AIM OF THE TASK –
Every line in the records below with the string "teal" needs to be copied out.

━━━━━ ENTRIES SUPPLIED

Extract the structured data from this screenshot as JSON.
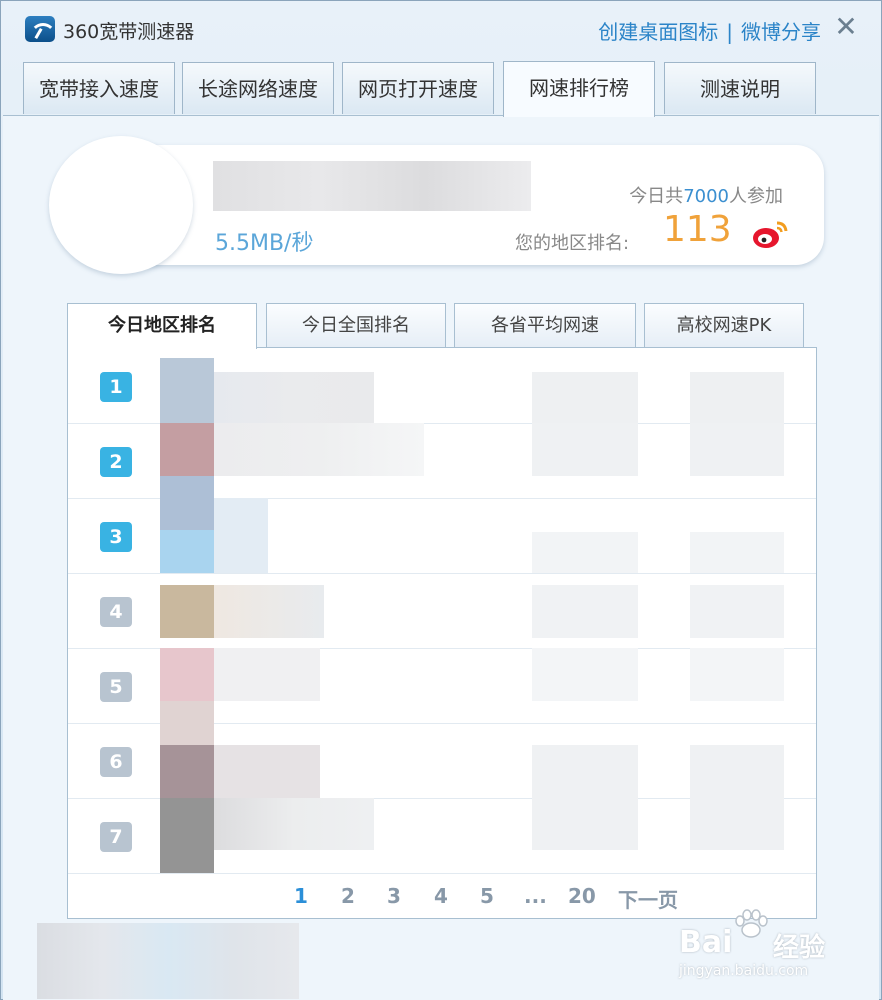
{
  "titlebar": {
    "app_name": "360宽带测速器",
    "link_desktop_icon": "创建桌面图标",
    "separator": "|",
    "link_weibo_share": "微博分享",
    "close_glyph": "✕"
  },
  "main_tabs": [
    {
      "label": "宽带接入速度"
    },
    {
      "label": "长途网络速度"
    },
    {
      "label": "网页打开速度"
    },
    {
      "label": "网速排行榜",
      "active": true
    },
    {
      "label": "测速说明"
    }
  ],
  "summary": {
    "speed": "5.5MB/秒",
    "participants_prefix": "今日共",
    "participants_count": "7000",
    "participants_suffix": "人参加",
    "rank_label": "您的地区排名:",
    "rank_value": "113"
  },
  "ranking_tabs": [
    {
      "label": "今日地区排名",
      "active": true
    },
    {
      "label": "今日全国排名"
    },
    {
      "label": "各省平均网速"
    },
    {
      "label": "高校网速PK"
    }
  ],
  "ranking_rows": [
    {
      "rank": "1",
      "tier": "top"
    },
    {
      "rank": "2",
      "tier": "top"
    },
    {
      "rank": "3",
      "tier": "top"
    },
    {
      "rank": "4",
      "tier": "rest"
    },
    {
      "rank": "5",
      "tier": "rest"
    },
    {
      "rank": "6",
      "tier": "rest"
    },
    {
      "rank": "7",
      "tier": "rest"
    }
  ],
  "pagination": {
    "pages": [
      "1",
      "2",
      "3",
      "4",
      "5",
      "...",
      "20"
    ],
    "current": "1",
    "next_label": "下一页"
  },
  "watermark": {
    "brand": "Bai",
    "brand_suffix": "经验",
    "url": "jingyan.baidu.com"
  },
  "colors": {
    "accent": "#2b84c8",
    "rank_orange": "#f0a23a",
    "badge_top": "#39b3e3",
    "badge_rest": "#b8c4d0"
  }
}
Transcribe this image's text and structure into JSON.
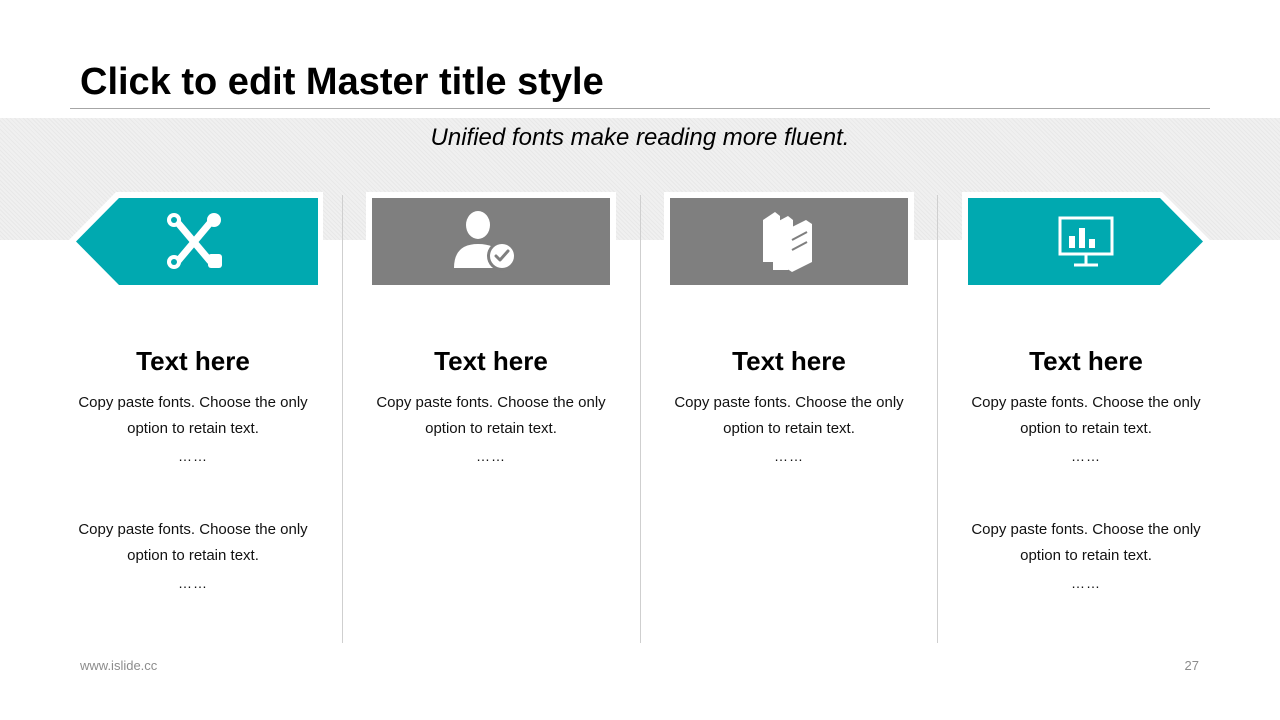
{
  "slide": {
    "title": "Click to edit Master title style",
    "subtitle": "Unified fonts make reading more fluent."
  },
  "colors": {
    "teal": "#00a9b0",
    "gray": "#7f7f7f"
  },
  "columns": [
    {
      "icon": "tools-icon",
      "style": "teal arrow pointing left",
      "title": "Text here",
      "paragraphs": [
        {
          "line1": "Copy paste fonts. Choose the only",
          "line2": "option to retain text.",
          "dots": "……"
        },
        {
          "line1": "Copy paste fonts. Choose the only",
          "line2": "option to retain text.",
          "dots": "……"
        }
      ]
    },
    {
      "icon": "user-check-icon",
      "style": "gray box",
      "title": "Text here",
      "paragraphs": [
        {
          "line1": "Copy paste fonts. Choose the only",
          "line2": "option to retain text.",
          "dots": "……"
        }
      ]
    },
    {
      "icon": "books-icon",
      "style": "gray box",
      "title": "Text here",
      "paragraphs": [
        {
          "line1": "Copy paste fonts. Choose the only",
          "line2": "option to retain text.",
          "dots": "……"
        }
      ]
    },
    {
      "icon": "presentation-chart-icon",
      "style": "teal arrow pointing right",
      "title": "Text here",
      "paragraphs": [
        {
          "line1": "Copy paste fonts. Choose the only",
          "line2": "option to retain text.",
          "dots": "……"
        },
        {
          "line1": "Copy paste fonts. Choose the only",
          "line2": "option to retain text.",
          "dots": "……"
        }
      ]
    }
  ],
  "footer": {
    "url": "www.islide.cc",
    "page_number": "27"
  }
}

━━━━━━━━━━

COMPLETED TASK –
    "teal": "#00a9b0",
      "style": "teal arrow pointing left",
      "style": "teal arrow pointing right",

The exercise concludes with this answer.